Tiger on the defensive on book, putting

It didn't take long for Tiger Woods to go on the attack in his first trip to the Honda Classic in nearly 20 years. But he was in the press room, not on the golf course.

His road to the Masters is not off to a smooth start.

After closing out 2011 with a birdie-birdie finish to win the Chevron World Challenge against an 18-man field, there were high hopes for Woods going into the new season. And the way he has hit the ball, there is reason for optimism.

But he failed to close out a win in Abu Dhabi with a share of the 54-hole lead against Robert Rock. In the second-to-last group at Pebble Beach while paired with Phil Mickelson, he closed with a 75. The putter is getting attention, especially after missing a 5-footer on the last hole to get eliminated in the second round of the Match Play Championship.

And now, excerpts from Hank Haney's book on his six years as Woods' swing coach are starting to be released.

So when he was asked about the relentless scrutiny of his swing, his putting, just about everything, Woods fired the first volley.

"Yeah, I know," he said. "I think you're one of the guys that does that, too."

There was nervous laughter before Woods continued.

"It's part of who I am and what I've accomplished," he said. "I think it would have been probably similar if Jack (Nicklaus) was probably in my generation. Didn't quite have the media scrutiny that they do now. And it's just a different deal and I know that a lot of players don't get the same analysis with their games that I do. But it's been like that since I turned pro."

When questions turned to the book, Woods grew testy.

Haney's book, "The Big Miss," is scheduled for release March 27, the week before the Masters. Golf Digest on Tuesday began to release excerpts through its tablet applications, and in one of them, Haney details Woods' fascination with the military, particularly the Navy SEALs.

"I was beginning to realize that his sentiment ran deep, and that as incredible as it seemed, Tiger was seriously considering becoming a Navy SEAL," Haney wrote, referring to the summer of 2007. "I didn't know how he'd go about it, but when he talked about, it was clear that he had a plan. After finding out that the Navy SEAL age limit is 28, I asked Tiger about his being too old to join. 'It's not a problem,' he said. 'They're making a special age exemption for me.'"

When asked about the book, Woods said his disappointment with Haney hasn't changed. When asked his reaction to the excerpt, Woods replied, "Well, I've already talked about it."

His agent, Mark Steinberg, said in a statement Tuesday afternoon that Haney engaged in "armchair psychology" that was "ridiculous."

"Because of his father, it's no secret that Tiger has always had high respect for the military, so for Haney to twist that admiration into something negative is disrespectful," Steinberg said.

Woods' father, Earl, was part of the U.S. Army's special forces.

The news conference at PGA National turned awkward when Alex Miceli, a Golfweek senior writer and contributor to Golf Channel, asked Woods if he considered being a Navy SEAL at the height of his career.

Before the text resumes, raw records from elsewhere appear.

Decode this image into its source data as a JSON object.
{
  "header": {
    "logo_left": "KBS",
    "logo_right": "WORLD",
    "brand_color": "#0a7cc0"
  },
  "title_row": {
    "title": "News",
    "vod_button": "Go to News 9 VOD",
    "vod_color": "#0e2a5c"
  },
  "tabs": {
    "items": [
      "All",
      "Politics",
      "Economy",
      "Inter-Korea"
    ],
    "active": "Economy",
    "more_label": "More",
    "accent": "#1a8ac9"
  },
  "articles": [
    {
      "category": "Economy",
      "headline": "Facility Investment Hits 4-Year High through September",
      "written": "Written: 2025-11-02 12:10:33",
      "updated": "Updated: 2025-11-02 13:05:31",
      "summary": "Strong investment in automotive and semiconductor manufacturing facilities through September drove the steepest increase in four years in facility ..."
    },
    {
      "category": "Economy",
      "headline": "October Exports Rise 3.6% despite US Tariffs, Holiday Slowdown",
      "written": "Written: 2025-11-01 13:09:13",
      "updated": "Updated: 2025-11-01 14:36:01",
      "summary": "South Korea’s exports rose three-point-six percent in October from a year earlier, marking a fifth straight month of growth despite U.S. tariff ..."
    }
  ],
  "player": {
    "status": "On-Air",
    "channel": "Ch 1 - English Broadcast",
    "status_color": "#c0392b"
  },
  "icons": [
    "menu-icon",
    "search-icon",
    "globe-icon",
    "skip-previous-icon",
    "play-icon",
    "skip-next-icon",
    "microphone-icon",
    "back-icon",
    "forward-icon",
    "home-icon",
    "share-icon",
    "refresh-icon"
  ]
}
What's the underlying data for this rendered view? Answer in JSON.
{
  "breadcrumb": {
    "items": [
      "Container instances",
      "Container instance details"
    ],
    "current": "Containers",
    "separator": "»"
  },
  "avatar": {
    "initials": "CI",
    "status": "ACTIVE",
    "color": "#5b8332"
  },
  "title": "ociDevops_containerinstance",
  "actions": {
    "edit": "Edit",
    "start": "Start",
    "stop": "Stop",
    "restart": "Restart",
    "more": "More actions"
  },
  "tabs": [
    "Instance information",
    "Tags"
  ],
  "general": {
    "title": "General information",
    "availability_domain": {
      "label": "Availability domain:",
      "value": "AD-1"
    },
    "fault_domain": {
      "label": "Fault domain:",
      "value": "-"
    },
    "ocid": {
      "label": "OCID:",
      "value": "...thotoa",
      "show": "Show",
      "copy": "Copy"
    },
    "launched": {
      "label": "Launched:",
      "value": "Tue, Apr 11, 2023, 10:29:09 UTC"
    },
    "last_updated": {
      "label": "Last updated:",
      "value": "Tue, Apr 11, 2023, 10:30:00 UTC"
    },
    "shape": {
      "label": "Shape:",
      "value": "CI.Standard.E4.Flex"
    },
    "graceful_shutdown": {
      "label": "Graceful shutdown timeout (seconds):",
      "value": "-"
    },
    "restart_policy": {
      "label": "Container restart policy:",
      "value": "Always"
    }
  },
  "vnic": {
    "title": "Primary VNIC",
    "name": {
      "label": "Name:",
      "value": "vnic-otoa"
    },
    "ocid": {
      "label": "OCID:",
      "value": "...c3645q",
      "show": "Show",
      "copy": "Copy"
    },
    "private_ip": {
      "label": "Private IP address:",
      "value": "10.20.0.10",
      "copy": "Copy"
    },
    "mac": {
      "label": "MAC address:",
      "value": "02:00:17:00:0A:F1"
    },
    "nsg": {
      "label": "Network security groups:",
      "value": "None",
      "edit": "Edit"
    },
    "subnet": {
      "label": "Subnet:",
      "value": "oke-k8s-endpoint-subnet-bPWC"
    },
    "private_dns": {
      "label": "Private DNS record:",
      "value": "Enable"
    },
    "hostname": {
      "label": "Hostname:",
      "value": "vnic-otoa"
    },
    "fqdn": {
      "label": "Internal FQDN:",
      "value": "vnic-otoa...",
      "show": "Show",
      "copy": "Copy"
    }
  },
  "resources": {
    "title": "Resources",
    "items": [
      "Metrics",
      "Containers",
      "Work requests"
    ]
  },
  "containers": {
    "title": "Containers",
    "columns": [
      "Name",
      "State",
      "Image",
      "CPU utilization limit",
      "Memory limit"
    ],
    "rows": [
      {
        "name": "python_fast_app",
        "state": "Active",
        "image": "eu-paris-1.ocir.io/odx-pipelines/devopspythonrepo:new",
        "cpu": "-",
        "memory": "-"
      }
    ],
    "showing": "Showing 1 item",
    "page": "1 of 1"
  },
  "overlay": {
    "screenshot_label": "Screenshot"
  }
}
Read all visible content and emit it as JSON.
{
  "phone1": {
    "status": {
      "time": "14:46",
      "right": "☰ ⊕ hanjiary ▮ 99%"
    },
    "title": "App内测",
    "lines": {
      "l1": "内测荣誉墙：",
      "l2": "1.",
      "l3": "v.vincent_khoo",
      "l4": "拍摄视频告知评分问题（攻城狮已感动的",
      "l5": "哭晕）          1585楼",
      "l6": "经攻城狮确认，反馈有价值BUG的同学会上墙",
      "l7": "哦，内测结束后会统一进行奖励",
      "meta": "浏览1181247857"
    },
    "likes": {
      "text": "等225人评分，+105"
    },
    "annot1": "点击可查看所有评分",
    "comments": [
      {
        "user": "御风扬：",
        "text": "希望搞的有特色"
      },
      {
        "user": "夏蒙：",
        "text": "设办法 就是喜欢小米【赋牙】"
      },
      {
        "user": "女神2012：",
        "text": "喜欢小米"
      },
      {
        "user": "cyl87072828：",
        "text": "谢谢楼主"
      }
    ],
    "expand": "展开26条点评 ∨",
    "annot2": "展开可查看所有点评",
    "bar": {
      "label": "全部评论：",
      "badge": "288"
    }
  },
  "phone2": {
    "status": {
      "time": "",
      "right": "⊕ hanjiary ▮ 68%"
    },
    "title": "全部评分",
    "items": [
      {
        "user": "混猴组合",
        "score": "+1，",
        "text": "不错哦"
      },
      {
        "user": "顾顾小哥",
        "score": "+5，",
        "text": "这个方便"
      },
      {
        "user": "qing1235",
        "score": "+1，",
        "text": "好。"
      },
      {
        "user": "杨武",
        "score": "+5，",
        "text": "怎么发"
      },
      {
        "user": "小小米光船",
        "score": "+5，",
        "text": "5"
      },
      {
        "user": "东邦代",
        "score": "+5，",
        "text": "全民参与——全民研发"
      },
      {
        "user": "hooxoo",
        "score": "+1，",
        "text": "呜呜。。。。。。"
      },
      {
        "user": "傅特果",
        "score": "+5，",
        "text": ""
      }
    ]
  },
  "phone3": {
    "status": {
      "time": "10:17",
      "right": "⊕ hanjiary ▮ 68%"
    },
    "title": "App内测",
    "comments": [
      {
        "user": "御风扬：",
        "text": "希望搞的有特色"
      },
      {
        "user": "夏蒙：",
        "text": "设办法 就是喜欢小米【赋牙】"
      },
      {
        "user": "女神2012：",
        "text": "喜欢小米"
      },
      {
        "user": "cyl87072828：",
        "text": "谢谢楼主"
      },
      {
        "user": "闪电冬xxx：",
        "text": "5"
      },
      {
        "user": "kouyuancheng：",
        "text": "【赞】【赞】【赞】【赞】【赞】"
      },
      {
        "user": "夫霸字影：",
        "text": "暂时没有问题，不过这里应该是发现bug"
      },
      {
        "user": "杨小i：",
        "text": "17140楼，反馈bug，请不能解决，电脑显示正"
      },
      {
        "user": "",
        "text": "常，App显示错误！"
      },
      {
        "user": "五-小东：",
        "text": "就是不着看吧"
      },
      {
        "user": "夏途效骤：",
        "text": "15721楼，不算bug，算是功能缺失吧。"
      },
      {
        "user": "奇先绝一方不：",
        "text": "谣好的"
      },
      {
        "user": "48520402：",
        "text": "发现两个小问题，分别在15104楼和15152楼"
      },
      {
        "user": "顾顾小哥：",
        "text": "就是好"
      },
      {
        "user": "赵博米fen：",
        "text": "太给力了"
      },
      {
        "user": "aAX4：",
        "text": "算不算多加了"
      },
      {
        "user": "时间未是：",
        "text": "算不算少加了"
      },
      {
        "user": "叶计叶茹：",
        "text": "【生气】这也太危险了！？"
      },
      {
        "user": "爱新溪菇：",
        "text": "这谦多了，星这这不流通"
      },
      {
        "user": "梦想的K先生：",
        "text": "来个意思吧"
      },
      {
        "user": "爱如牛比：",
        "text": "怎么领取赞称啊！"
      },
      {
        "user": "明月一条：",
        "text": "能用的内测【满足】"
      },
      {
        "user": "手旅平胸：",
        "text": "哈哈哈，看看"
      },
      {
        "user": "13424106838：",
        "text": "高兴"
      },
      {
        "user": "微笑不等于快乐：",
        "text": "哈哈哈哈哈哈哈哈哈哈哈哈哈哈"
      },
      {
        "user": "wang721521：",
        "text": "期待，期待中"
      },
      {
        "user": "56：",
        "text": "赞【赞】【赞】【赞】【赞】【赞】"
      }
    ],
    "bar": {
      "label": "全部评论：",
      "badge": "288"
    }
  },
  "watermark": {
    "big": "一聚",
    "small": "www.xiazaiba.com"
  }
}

"I've already talked about everything in the book. I've already commented on everything, Alex," Woods said.

"Then I must have missed you answering that question," Miceli replied.

"Well, I've already commented on the book. Is that in the book? Is it in the book?" Woods said.

Miceli replied he had not seen the book.

"You're a beauty, you know that?" Woods said, forcing a smile.

Miceli said Steinberg's statement suggested something was wrong with the excerpt and he wanted to know if it was true. Woods paused for a moment, said with indifference, "I don't know," then stared at him for nearly five seconds and said, "Have a good day."

It was a change from the way he handled a news conference in December 2010. Tom Callahan had written in "His Father's Son" that he would not have been surprised if Woods had followed his father into the military. Woods was asked that day where Callahan came up with that notion.

"Well, I've always wanted to become a SEAL," Woods said back then. "That's something that I told my dad from the very get-go — either I'm going to become a professional golfer or I'm going to go become a Navy SEAL."

On Wednesday, Woods worked hard to contain his anger.

Even in questions related to golf, such as how he plays the Masters with the lead and his pursuit of the Nicklaus record, Woods rushed through his answers. He did not look as comfortable as he had been in dealings with the media earlier this year.

He goes onto the course Thursday at PGA National, a course he has not seen since he was 14 and lost on the last day of the PGA Junior Championship to 17-year-old Chris Couch, who went on to win in New Orleans in 2006 for his lone tour victory.

And while Woods looks capable of winning any time he plays — depending on the putter — he no longer is considered the favorite. That role belongs to 22-year-old Rory McIlroy, who broke several of Woods' records in winning the U.S. Open last summer and who could go to No. 1 in the world if he were to win.

Also in the field is Lee Westwood, No. 3 in the world, coming off a semifinal loss to McIlroy last week in the Match Play.